Could the records below please be retyped exactly, with their pictures left out?

▬▬▬▬▬▬▬▬▬▬

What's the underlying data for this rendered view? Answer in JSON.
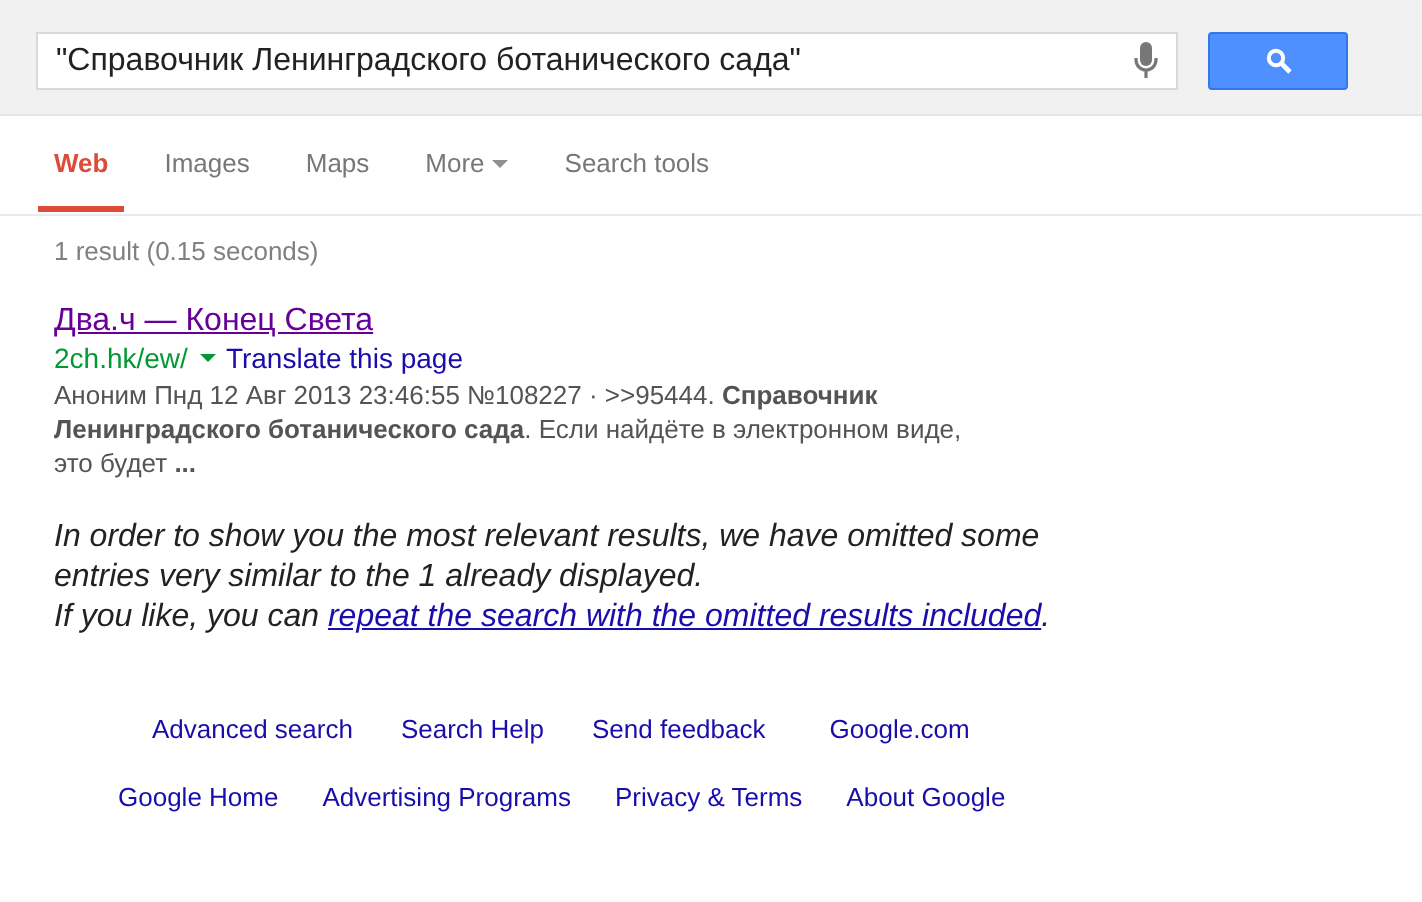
{
  "search": {
    "value": "\"Справочник Ленинградского ботанического сада\""
  },
  "tabs": [
    {
      "label": "Web",
      "selected": true,
      "kind": "tab"
    },
    {
      "label": "Images",
      "selected": false,
      "kind": "tab"
    },
    {
      "label": "Maps",
      "selected": false,
      "kind": "tab"
    },
    {
      "label": "More",
      "selected": false,
      "kind": "menu"
    },
    {
      "label": "Search tools",
      "selected": false,
      "kind": "tab"
    }
  ],
  "result_stats": "1 result (0.15 seconds)",
  "results": [
    {
      "title": "Два.ч — Конец Света",
      "url": "2ch.hk/ew/",
      "translate": "Translate this page",
      "snippet": "Аноним Пнд 12 Авг 2013 23:46:55 №108227 · >>95444. **Справочник Ленинградского ботанического сада**. Если найдёте в электронном виде, это будет **...**"
    }
  ],
  "omitted_notice": {
    "text": "In order to show you the most relevant results, we have omitted some entries very similar to the 1 already displayed.",
    "prefix": "If you like, you can ",
    "link": "repeat the search with the omitted results included",
    "suffix": "."
  },
  "footer_rows": [
    [
      "Advanced search",
      "Search Help",
      "Send feedback",
      "Google.com"
    ],
    [
      "Google Home",
      "Advertising Programs",
      "Privacy & Terms",
      "About Google"
    ]
  ]
}
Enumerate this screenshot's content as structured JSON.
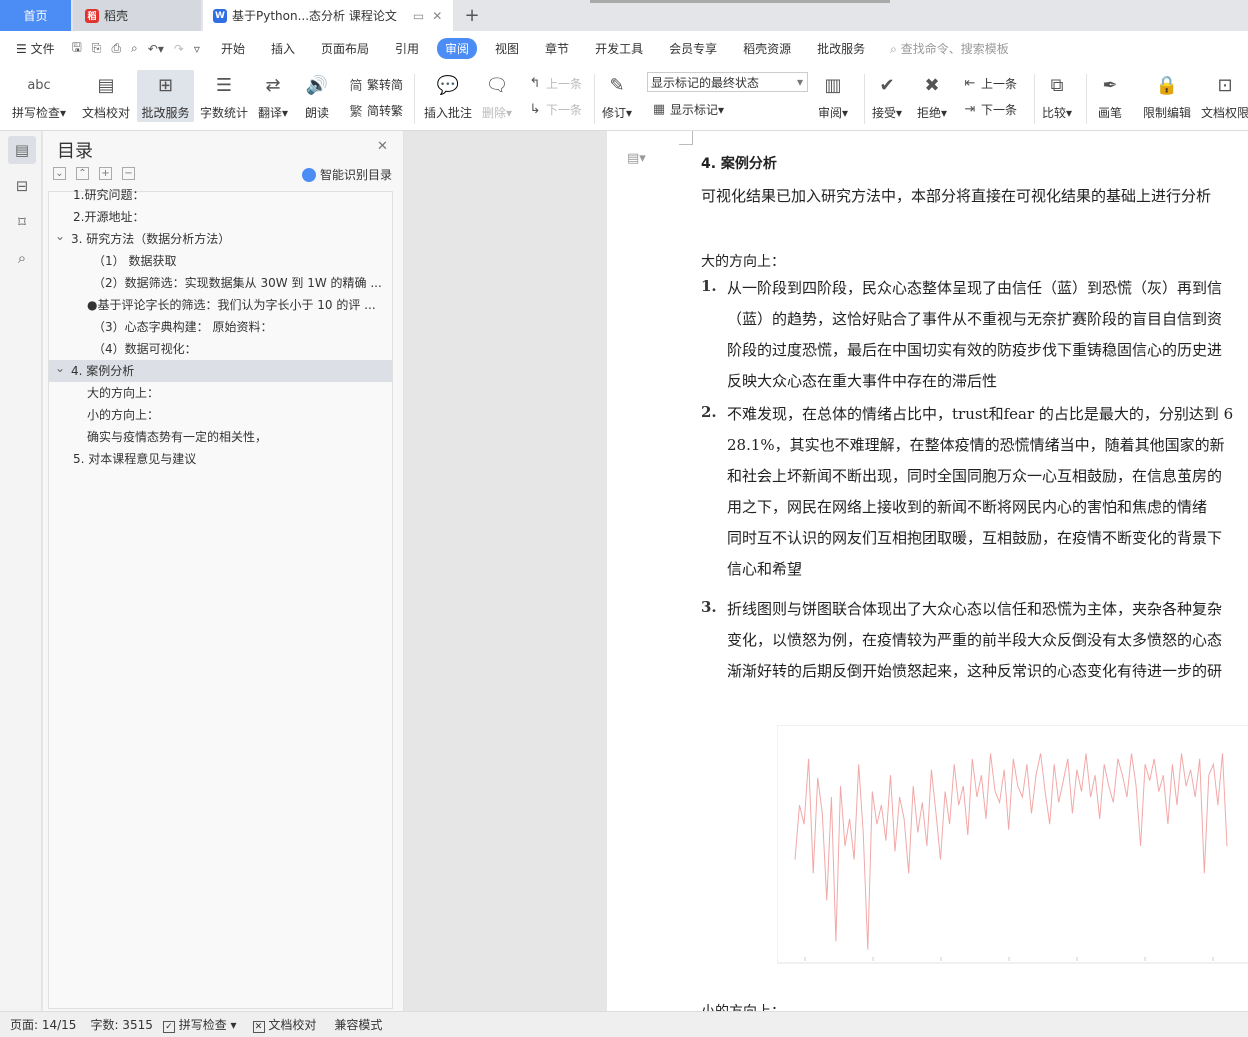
{
  "tabs": {
    "home": "首页",
    "daoke": "稻壳",
    "doc": "基于Python...态分析 课程论文"
  },
  "menu": {
    "file": "文件",
    "items": [
      "开始",
      "插入",
      "页面布局",
      "引用",
      "审阅",
      "视图",
      "章节",
      "开发工具",
      "会员专享",
      "稻壳资源",
      "批改服务"
    ],
    "active": "审阅",
    "search": "查找命令、搜索模板"
  },
  "ribbon": {
    "spell": "拼写检查",
    "proof": "文档校对",
    "review_service": "批改服务",
    "wordcount": "字数统计",
    "translate": "翻译",
    "read": "朗读",
    "trad2simp": "繁转简",
    "simp2trad": "简转繁",
    "insert_comment": "插入批注",
    "delete": "删除",
    "prev": "上一条",
    "next": "下一条",
    "revise": "修订",
    "markup_state": "显示标记的最终状态",
    "show_markup": "显示标记",
    "review": "审阅",
    "accept": "接受",
    "reject": "拒绝",
    "prev2": "上一条",
    "next2": "下一条",
    "compare": "比较",
    "pen": "画笔",
    "restrict": "限制编辑",
    "doc_perm": "文档权限"
  },
  "toc": {
    "title": "目录",
    "smart": "智能识别目录",
    "items": [
      "1.研究问题：",
      "2.开源地址：",
      "3. 研究方法（数据分析方法）",
      "（1） 数据获取",
      "（2）数据筛选：实现数据集从 30W 到 1W 的精确 ...",
      "●基于评论字长的筛选：我们认为字长小于 10 的评 ...",
      "（3）心态字典构建： 原始资料：",
      "（4）数据可视化：",
      "4. 案例分析",
      "大的方向上：",
      "小的方向上：",
      "确实与疫情态势有一定的相关性，",
      "5. 对本课程意见与建议"
    ]
  },
  "doc": {
    "heading": "4. 案例分析",
    "intro": "可视化结果已加入研究方法中，本部分将直接在可视化结果的基础上进行分析",
    "subheading": "大的方向上：",
    "p1": [
      "从一阶段到四阶段，民众心态整体呈现了由信任（蓝）到恐慌（灰）再到信",
      "（蓝）的趋势，这恰好贴合了事件从不重视与无奈扩赛阶段的盲目自信到资",
      "阶段的过度恐慌，最后在中国切实有效的防疫步伐下重铸稳固信心的历史进",
      "反映大众心态在重大事件中存在的滞后性"
    ],
    "p2": [
      "不难发现，在总体的情绪占比中，trust和fear 的占比是最大的，分别达到 6",
      "28.1%，其实也不难理解，在整体疫情的恐慌情绪当中，随着其他国家的新",
      "和社会上坏新闻不断出现，同时全国同胞万众一心互相鼓励，在信息茧房的",
      "用之下，网民在网络上接收到的新闻不断将网民内心的害怕和焦虑的情绪",
      "同时互不认识的网友们互相抱团取暖，互相鼓励，在疫情不断变化的背景下",
      "信心和希望"
    ],
    "p3": [
      "折线图则与饼图联合体现出了大众心态以信任和恐慌为主体，夹杂各种复杂",
      "变化，以愤怒为例，在疫情较为严重的前半段大众反倒没有太多愤怒的心态",
      "渐渐好转的后期反倒开始愤怒起来，这种反常识的心态变化有待进一步的研"
    ],
    "numbers": [
      "1.",
      "2.",
      "3."
    ],
    "next_heading": "小的方向上："
  },
  "chart_data": {
    "type": "line",
    "series": [
      {
        "values": [
          0.35,
          0.55,
          0.48,
          0.72,
          0.3,
          0.65,
          0.52,
          0.2,
          0.58,
          0.05,
          0.62,
          0.4,
          0.5,
          0.35,
          0.7,
          0.45,
          0.02,
          0.6,
          0.48,
          0.55,
          0.42,
          0.66,
          0.38,
          0.58,
          0.5,
          0.3,
          0.62,
          0.45,
          0.56,
          0.4,
          0.68,
          0.52,
          0.35,
          0.6,
          0.48,
          0.7,
          0.55,
          0.62,
          0.44,
          0.72,
          0.58,
          0.66,
          0.5,
          0.74,
          0.6,
          0.56,
          0.68,
          0.46,
          0.72,
          0.62,
          0.58,
          0.7,
          0.52,
          0.66,
          0.74,
          0.6,
          0.48,
          0.7,
          0.56,
          0.64,
          0.72,
          0.52,
          0.68,
          0.6,
          0.74,
          0.58,
          0.66,
          0.5,
          0.7,
          0.62,
          0.56,
          0.72,
          0.66,
          0.58,
          0.74,
          0.62,
          0.4,
          0.7,
          0.64,
          0.72,
          0.6,
          0.66,
          0.48,
          0.7,
          0.55,
          0.74,
          0.62,
          0.68,
          0.58,
          0.72,
          0.3,
          0.66,
          0.7,
          0.55,
          0.74,
          0.4
        ],
        "color": "#f2a8a8"
      }
    ],
    "ylim": [
      0,
      0.8
    ],
    "grid": false
  },
  "status": {
    "page": "页面: 14/15",
    "words": "字数: 3515",
    "spell": "拼写检查",
    "proof": "文档校对",
    "compat": "兼容模式"
  },
  "colors": {
    "accent": "#4c8cf5",
    "chart_line": "#f2a8a8"
  }
}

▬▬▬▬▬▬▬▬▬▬

» TASK OUTPUT
What's the underlying data for this rendered view? Answer in JSON.
{
  "search": {
    "value": "\"Справочник Ленинградского ботанического сада\""
  },
  "tabs": [
    {
      "label": "Web",
      "selected": true,
      "kind": "tab"
    },
    {
      "label": "Images",
      "selected": false,
      "kind": "tab"
    },
    {
      "label": "Maps",
      "selected": false,
      "kind": "tab"
    },
    {
      "label": "More",
      "selected": false,
      "kind": "menu"
    },
    {
      "label": "Search tools",
      "selected": false,
      "kind": "tab"
    }
  ],
  "result_stats": "1 result (0.15 seconds)",
  "results": [
    {
      "title": "Два.ч — Конец Света",
      "url": "2ch.hk/ew/",
      "translate": "Translate this page",
      "snippet": "Аноним Пнд 12 Авг 2013 23:46:55 №108227 · >>95444. **Справочник Ленинградского ботанического сада**. Если найдёте в электронном виде, это будет **...**"
    }
  ],
  "omitted_notice": {
    "text": "In order to show you the most relevant results, we have omitted some entries very similar to the 1 already displayed.",
    "prefix": "If you like, you can ",
    "link": "repeat the search with the omitted results included",
    "suffix": "."
  },
  "footer_rows": [
    [
      "Advanced search",
      "Search Help",
      "Send feedback",
      "Google.com"
    ],
    [
      "Google Home",
      "Advertising Programs",
      "Privacy & Terms",
      "About Google"
    ]
  ]
}
Enumerate this screenshot's content as structured JSON.
{
  "tabs": {
    "home": "首页",
    "daoke": "稻壳",
    "doc": "基于Python...态分析 课程论文"
  },
  "menu": {
    "file": "文件",
    "items": [
      "开始",
      "插入",
      "页面布局",
      "引用",
      "审阅",
      "视图",
      "章节",
      "开发工具",
      "会员专享",
      "稻壳资源",
      "批改服务"
    ],
    "active": "审阅",
    "search": "查找命令、搜索模板"
  },
  "ribbon": {
    "spell": "拼写检查",
    "proof": "文档校对",
    "review_service": "批改服务",
    "wordcount": "字数统计",
    "translate": "翻译",
    "read": "朗读",
    "trad2simp": "繁转简",
    "simp2trad": "简转繁",
    "insert_comment": "插入批注",
    "delete": "删除",
    "prev": "上一条",
    "next": "下一条",
    "revise": "修订",
    "markup_state": "显示标记的最终状态",
    "show_markup": "显示标记",
    "review": "审阅",
    "accept": "接受",
    "reject": "拒绝",
    "prev2": "上一条",
    "next2": "下一条",
    "compare": "比较",
    "pen": "画笔",
    "restrict": "限制编辑",
    "doc_perm": "文档权限"
  },
  "toc": {
    "title": "目录",
    "smart": "智能识别目录",
    "items": [
      "1.研究问题：",
      "2.开源地址：",
      "3. 研究方法（数据分析方法）",
      "（1） 数据获取",
      "（2）数据筛选：实现数据集从 30W 到 1W 的精确 ...",
      "●基于评论字长的筛选：我们认为字长小于 10 的评 ...",
      "（3）心态字典构建： 原始资料：",
      "（4）数据可视化：",
      "4. 案例分析",
      "大的方向上：",
      "小的方向上：",
      "确实与疫情态势有一定的相关性，",
      "5. 对本课程意见与建议"
    ]
  },
  "doc": {
    "heading": "4. 案例分析",
    "intro": "可视化结果已加入研究方法中，本部分将直接在可视化结果的基础上进行分析",
    "subheading": "大的方向上：",
    "p1": [
      "从一阶段到四阶段，民众心态整体呈现了由信任（蓝）到恐慌（灰）再到信",
      "（蓝）的趋势，这恰好贴合了事件从不重视与无奈扩赛阶段的盲目自信到资",
      "阶段的过度恐慌，最后在中国切实有效的防疫步伐下重铸稳固信心的历史进",
      "反映大众心态在重大事件中存在的滞后性"
    ],
    "p2": [
      "不难发现，在总体的情绪占比中，trust和fear 的占比是最大的，分别达到 6",
      "28.1%，其实也不难理解，在整体疫情的恐慌情绪当中，随着其他国家的新",
      "和社会上坏新闻不断出现，同时全国同胞万众一心互相鼓励，在信息茧房的",
      "用之下，网民在网络上接收到的新闻不断将网民内心的害怕和焦虑的情绪",
      "同时互不认识的网友们互相抱团取暖，互相鼓励，在疫情不断变化的背景下",
      "信心和希望"
    ],
    "p3": [
      "折线图则与饼图联合体现出了大众心态以信任和恐慌为主体，夹杂各种复杂",
      "变化，以愤怒为例，在疫情较为严重的前半段大众反倒没有太多愤怒的心态",
      "渐渐好转的后期反倒开始愤怒起来，这种反常识的心态变化有待进一步的研"
    ],
    "numbers": [
      "1.",
      "2.",
      "3."
    ],
    "next_heading": "小的方向上："
  },
  "chart_data": {
    "type": "line",
    "series": [
      {
        "values": [
          0.35,
          0.55,
          0.48,
          0.72,
          0.3,
          0.65,
          0.52,
          0.2,
          0.58,
          0.05,
          0.62,
          0.4,
          0.5,
          0.35,
          0.7,
          0.45,
          0.02,
          0.6,
          0.48,
          0.55,
          0.42,
          0.66,
          0.38,
          0.58,
          0.5,
          0.3,
          0.62,
          0.45,
          0.56,
          0.4,
          0.68,
          0.52,
          0.35,
          0.6,
          0.48,
          0.7,
          0.55,
          0.62,
          0.44,
          0.72,
          0.58,
          0.66,
          0.5,
          0.74,
          0.6,
          0.56,
          0.68,
          0.46,
          0.72,
          0.62,
          0.58,
          0.7,
          0.52,
          0.66,
          0.74,
          0.6,
          0.48,
          0.7,
          0.56,
          0.64,
          0.72,
          0.52,
          0.68,
          0.6,
          0.74,
          0.58,
          0.66,
          0.5,
          0.7,
          0.62,
          0.56,
          0.72,
          0.66,
          0.58,
          0.74,
          0.62,
          0.4,
          0.7,
          0.64,
          0.72,
          0.6,
          0.66,
          0.48,
          0.7,
          0.55,
          0.74,
          0.62,
          0.68,
          0.58,
          0.72,
          0.3,
          0.66,
          0.7,
          0.55,
          0.74,
          0.4
        ],
        "color": "#f2a8a8"
      }
    ],
    "ylim": [
      0,
      0.8
    ],
    "grid": false
  },
  "status": {
    "page": "页面: 14/15",
    "words": "字数: 3515",
    "spell": "拼写检查",
    "proof": "文档校对",
    "compat": "兼容模式"
  },
  "colors": {
    "accent": "#4c8cf5",
    "chart_line": "#f2a8a8"
  }
}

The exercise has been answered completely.